Directed by Paddy Breathnach. Starring Lindsay Haun ("Tara"), Jack Huston ("Jake"), Max Kasch ("Troy"), and Maya Hazen ("Lisa"). Not Rated.
Source: Region 1 DVD (Magnet/Magnolia)
Running time: 01:24:16
Country: Ireland, UK, Denmark
As far as the characters, they naturally vary in terms of looks and personalities and beliefs, but yet they're all friends. We have the fairly normal but naive chick who will inevitably be the Final Girl. And then there's the hippie chick, the stoner, the hot/bitchy one, and the white boy who think he's black. Rounding out the group of friends is, of course, Jake, who's a local to the area and their tour/mushroom guide. Jake is played by Jack Huston, who's the only reason I even sought this film out. Huston is an actor I've grown to like because of his role on HBO's BOARDWALK EMPIRE. Those of you who watch the show know what I'm talking about, but, for those who don't: he's pretty amazing in it and plays one of the more interesting characters on the show. In SHROOMS, though, his performance is anything but noteworthy. He's just kinda there. Not that a film called SHROOMS warrants such a performance... but you know.
SHROOMS is a Backwoods Slasher with an urban legend theme. Looming over the entire scenario is a tale that Jake shares one night as they all surround a campfire. Not long from where they camp is an abandoned house with a doomed and tragic history, and that's basically all you need to know. Other threats come in the form of reclusive (and seemingly inbred) brothers who live in the woods, and our inevitable Final Girl Tara finds herself incapacitated early on when she eats a deadly mushroom that wasn't meant for consumption; she miraculously survives, but becomes extremely paranoid and seemingly develops psychic powers that allow her to foresee the violent deaths of her friends. Oh, and there's a talking cow.
SHROOMS, for the most part, is exactly what you'd expect it to be: a group of stereotypes in the woods arguing with each other and being stalked by... something. However, the fact that psychedelic mushrooms are thrown into the mix adds an "unreliable narrator" element to the proceedings, in that - for a little while at least - you're not really sure if what you're seeing is actually happening or if it's all a product of the characters' hallucinations. And, taking into consideration that the characters are in fact being hunted by someone, how much of the visuals are enhanced by the drug trip, and is the figure as imposing as we're led to believe? Way too much pondering over a fairly standard modern-day Backwoods Slasher, but hey, give me credit for trying. No? Eh, whatever.

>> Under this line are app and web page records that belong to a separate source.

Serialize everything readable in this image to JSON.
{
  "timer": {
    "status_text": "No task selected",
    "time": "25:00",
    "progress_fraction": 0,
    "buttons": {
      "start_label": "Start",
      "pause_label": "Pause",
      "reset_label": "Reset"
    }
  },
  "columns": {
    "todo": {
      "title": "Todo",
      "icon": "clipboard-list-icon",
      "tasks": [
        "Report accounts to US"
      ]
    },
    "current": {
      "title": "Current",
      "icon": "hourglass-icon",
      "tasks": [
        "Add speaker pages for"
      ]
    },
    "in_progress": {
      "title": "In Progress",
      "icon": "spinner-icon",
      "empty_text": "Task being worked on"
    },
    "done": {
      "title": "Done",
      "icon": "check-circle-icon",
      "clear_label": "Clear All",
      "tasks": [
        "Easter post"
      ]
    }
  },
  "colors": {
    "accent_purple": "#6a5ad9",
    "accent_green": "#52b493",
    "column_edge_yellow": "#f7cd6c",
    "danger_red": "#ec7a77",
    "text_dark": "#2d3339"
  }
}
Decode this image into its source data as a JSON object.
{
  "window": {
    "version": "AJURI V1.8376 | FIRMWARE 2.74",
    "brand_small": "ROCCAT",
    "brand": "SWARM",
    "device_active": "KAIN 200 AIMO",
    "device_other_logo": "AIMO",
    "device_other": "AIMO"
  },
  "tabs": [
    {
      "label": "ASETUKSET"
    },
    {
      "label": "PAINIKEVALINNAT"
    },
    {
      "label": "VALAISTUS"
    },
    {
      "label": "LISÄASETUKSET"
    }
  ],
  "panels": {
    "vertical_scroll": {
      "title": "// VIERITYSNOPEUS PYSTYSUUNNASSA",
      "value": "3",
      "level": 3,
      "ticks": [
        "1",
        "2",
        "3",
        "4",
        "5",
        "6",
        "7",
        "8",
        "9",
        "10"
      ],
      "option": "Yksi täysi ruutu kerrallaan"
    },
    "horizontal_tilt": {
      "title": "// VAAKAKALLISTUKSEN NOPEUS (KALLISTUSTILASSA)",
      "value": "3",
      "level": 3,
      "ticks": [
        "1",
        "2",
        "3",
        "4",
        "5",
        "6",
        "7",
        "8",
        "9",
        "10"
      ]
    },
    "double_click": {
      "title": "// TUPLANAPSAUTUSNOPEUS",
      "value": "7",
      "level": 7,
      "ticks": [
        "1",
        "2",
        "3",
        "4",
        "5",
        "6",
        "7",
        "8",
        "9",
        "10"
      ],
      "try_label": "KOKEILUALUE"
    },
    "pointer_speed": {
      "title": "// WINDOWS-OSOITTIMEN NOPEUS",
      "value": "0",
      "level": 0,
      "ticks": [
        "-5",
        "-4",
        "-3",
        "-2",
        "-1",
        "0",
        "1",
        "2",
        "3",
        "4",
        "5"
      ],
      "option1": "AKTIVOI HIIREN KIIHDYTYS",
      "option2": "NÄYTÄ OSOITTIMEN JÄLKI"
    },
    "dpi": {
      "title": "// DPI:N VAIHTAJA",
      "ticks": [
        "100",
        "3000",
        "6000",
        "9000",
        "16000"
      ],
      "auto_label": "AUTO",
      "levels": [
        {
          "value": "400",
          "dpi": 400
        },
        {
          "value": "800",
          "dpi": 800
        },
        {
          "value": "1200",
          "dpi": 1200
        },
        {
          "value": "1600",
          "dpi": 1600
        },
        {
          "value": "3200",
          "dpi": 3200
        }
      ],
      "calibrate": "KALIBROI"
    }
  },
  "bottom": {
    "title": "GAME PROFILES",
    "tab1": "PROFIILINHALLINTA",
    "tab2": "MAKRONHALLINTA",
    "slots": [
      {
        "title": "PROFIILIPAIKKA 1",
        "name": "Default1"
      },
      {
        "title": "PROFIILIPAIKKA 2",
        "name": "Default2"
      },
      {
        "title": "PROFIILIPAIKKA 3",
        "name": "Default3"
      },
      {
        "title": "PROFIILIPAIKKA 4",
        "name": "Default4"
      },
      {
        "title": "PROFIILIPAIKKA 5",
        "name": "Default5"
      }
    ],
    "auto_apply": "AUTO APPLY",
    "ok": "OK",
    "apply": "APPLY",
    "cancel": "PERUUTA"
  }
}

One thing I'll give SHROOMS credit for is how it's shot. It's not the best looking horror movie out there by any means, and even some of the forest scenes left something to be desired in terms of effective atmosphere, but there's some decent camera work throughout, and the hallucination scenes look pretty cool. When it comes to Tara in particular, she goes in and out of her waking nightmares for most of the film, and I like how those sequences are shot; it's almost like she's levitating above the ground at times, while her snapping back into reality resembles a person who's body and spirit collide following a near-death experience. There's also some great production value with the aforementioned abandoned house; regardless of whether or not a lot of the interiors were dressed or if they used CG to add some detail, it looked good. Overall, though, SHROOMS doesn't really bring anything new or interesting to the table. The kills are very disappointing considering this is essentially a body count film (although that's sort of explained at the end), and the short running time didn't make this any less of a chore to get through.
Score: A generous 6